The 1st generation GE potatoes, 400 acres of them, “sold out last year in grocery stores across the Midwest and Southeastern US.” They didn’t appear to have a GMO label. Has anyone seen them? They’re called “Innate.”
The 2nd generation has less bruising like the 1st, but also resists blight, which was the cause of the Irish potato famine. The genes for blight resistance come from a potato variety from Argentina. So now it’s not just turning genes off (1st generation), it’s gene insertion.
Last Friday, The USDA approved Simplot’s 2nd generation GE potato. There are six varieties, all called “Innate.”
USDA Press Release: J.R. Simplot Late Blight Resistant, Low Acrylamide Potential, Reduced Black Spot Bruising, Lowered Reducing Sugar GE Potato, 28 August 2015 (Second generation)
US Federal Register: J.R. Simplot Co.; Determination of Nonregulated Status of Potato Genetically Engineered for Low Acrylamide Potential and Reduced Black Spot Bruise, 10 November 2014 (First generation)
The FDA said the 1st generation was safe to eat. They haven’t weighed in on the 2nd generation, nor has the EPA. Here’s what FDA said about 1st generation:
Today, the U.S. Food and Drug Administration completed its evaluation for two varieties of apples genetically engineered by Okanagan Specialty Fruits, Inc., and for six varieties of potatoes genetically engineered by J. R. Simplot Company and concluded that these foods are as safe and nutritious as their conventional counterparts.
Simplot, of Boise, Idaho, submitted to the FDA a summary of their safety and nutritional assessments.
It is a company’s continuing responsibility to ensure that food it markets is safe and otherwise in compliance with all applicable legal and regulatory requirements. In certain circumstances, characteristics of these varieties of apples and potatoes that differ from their conventional counterparts may require disclosure to the consumer.
The FDA did not conduct a safety assessment; the maker of the potato, Simplot, did. Simplot concluded it was safe.
Here’s what the Center For Food Safety said about these potatoes:
Poorly Tested Gene Silencing Technology to Enter Food Supply with Simplot Potato, Center for Food Safety, 7 November 2014
Analysis of RNAi by a panel of independent scientists requested by the Environmental Protection Agency concluded that there were many significant uncertainties about potential risks from this technology, and that current risk assessment procedures were not adequate. Despite such cautions USDA is rushing the technology forward.
Unlike earlier genetic engineering techniques that splice in segments of DNA, the new technique used in the Simplot potato and Monsanto’s low-lignin alfalfa is based on the manipulation of the plant’s RNA-based control mechanisms. RNA interference (RNAi) induces the plant to silence or dial back expression of the plant’s own genes, such as those responsible for natural processes like browning or lignin production. However, RNA manipulations may end up turning down, or off, genes other than those that were targeted because many genes contain similar, or even identical, stretches of DNA. Current testing requirements do not reliably detect such effects on other important crop genes.

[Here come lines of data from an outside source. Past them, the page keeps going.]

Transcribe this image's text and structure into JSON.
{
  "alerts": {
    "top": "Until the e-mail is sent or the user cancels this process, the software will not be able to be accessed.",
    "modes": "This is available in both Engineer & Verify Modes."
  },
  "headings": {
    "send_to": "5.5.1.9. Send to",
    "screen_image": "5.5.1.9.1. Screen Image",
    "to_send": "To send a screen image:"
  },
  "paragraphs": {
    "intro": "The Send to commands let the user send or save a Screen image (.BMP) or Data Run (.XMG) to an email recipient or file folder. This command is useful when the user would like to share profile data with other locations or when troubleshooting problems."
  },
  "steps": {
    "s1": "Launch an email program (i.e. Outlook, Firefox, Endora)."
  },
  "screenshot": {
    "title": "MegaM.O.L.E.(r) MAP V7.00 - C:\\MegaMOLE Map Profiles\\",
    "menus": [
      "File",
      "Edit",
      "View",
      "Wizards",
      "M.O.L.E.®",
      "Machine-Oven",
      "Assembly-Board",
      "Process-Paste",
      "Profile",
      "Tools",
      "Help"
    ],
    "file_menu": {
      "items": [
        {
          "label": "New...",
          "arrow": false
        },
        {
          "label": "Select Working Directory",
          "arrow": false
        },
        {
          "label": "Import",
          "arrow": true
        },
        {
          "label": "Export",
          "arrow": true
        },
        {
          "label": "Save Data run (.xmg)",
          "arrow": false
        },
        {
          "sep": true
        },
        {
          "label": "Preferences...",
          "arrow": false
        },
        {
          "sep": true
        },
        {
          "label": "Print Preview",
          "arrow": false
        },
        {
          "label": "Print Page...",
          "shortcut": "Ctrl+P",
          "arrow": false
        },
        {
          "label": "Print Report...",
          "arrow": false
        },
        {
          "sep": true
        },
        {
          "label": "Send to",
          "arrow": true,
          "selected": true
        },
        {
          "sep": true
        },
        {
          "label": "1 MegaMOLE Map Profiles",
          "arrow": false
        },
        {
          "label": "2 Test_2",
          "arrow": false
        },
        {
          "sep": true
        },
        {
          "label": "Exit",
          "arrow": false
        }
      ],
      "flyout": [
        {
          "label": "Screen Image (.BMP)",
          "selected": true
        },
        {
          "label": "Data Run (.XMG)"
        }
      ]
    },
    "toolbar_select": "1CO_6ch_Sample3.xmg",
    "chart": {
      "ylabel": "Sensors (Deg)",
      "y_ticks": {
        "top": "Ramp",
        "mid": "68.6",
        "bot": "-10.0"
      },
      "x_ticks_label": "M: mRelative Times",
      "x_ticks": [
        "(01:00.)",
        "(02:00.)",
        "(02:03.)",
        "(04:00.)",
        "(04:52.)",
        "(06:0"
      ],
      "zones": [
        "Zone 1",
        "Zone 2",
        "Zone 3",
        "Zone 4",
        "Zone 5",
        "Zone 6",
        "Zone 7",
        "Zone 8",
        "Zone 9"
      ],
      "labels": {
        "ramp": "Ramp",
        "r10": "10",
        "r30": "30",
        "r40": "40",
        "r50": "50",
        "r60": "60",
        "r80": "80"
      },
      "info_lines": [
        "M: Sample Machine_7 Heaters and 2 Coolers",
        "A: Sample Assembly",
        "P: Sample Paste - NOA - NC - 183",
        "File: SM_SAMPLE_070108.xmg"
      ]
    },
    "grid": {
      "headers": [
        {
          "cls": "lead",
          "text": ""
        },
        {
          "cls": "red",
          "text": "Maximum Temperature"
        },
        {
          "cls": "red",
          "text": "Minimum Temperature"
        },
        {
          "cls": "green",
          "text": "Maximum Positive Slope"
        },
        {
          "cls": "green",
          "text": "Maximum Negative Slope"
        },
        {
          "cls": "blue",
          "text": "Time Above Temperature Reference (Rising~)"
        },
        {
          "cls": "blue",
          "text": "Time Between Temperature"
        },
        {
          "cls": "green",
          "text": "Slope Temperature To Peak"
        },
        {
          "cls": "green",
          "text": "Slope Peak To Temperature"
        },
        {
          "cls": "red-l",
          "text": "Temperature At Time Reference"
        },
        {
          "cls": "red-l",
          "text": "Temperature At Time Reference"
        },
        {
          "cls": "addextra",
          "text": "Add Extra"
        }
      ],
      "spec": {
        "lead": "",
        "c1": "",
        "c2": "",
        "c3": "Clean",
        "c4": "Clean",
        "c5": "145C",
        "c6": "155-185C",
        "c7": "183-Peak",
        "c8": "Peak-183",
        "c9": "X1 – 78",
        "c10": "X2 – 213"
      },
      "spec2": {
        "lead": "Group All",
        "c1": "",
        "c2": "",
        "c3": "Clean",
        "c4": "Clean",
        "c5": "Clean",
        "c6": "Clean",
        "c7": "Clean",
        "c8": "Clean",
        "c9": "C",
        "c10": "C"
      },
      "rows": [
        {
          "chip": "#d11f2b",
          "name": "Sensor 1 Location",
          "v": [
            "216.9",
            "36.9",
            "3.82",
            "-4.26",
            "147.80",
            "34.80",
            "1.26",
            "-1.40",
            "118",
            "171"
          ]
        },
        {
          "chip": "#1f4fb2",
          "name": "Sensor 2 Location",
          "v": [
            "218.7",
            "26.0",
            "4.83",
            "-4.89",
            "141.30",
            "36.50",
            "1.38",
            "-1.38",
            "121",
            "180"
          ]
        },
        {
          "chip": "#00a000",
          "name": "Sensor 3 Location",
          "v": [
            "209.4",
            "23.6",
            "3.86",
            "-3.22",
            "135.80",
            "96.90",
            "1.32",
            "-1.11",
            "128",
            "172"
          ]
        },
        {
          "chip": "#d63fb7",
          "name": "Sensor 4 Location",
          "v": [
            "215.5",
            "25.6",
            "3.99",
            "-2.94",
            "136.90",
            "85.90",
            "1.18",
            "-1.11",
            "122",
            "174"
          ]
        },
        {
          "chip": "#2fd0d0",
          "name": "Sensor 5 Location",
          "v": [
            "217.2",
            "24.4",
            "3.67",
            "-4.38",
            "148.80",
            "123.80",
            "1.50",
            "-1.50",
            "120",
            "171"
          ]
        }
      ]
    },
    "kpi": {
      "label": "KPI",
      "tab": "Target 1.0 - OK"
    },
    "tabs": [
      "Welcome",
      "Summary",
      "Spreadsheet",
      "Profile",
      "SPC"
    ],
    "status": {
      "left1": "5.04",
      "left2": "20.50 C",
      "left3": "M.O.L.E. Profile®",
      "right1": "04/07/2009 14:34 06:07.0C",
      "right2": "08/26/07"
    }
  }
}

These potatoes are also silenced for genes affecting sugar production and the amino acid asparagine. … The asparagine gene has also been shown in recent research to be important in plant defenses against pathogens. The Simplot potato was not adequately tested for a possible weakening of its ability to defend itself against disease. If this occurs in the field, it could lead to increased fungicide use, greater farmer expense, and possibly reduced productivity. The latter effect was seen in several tests of these potatoes.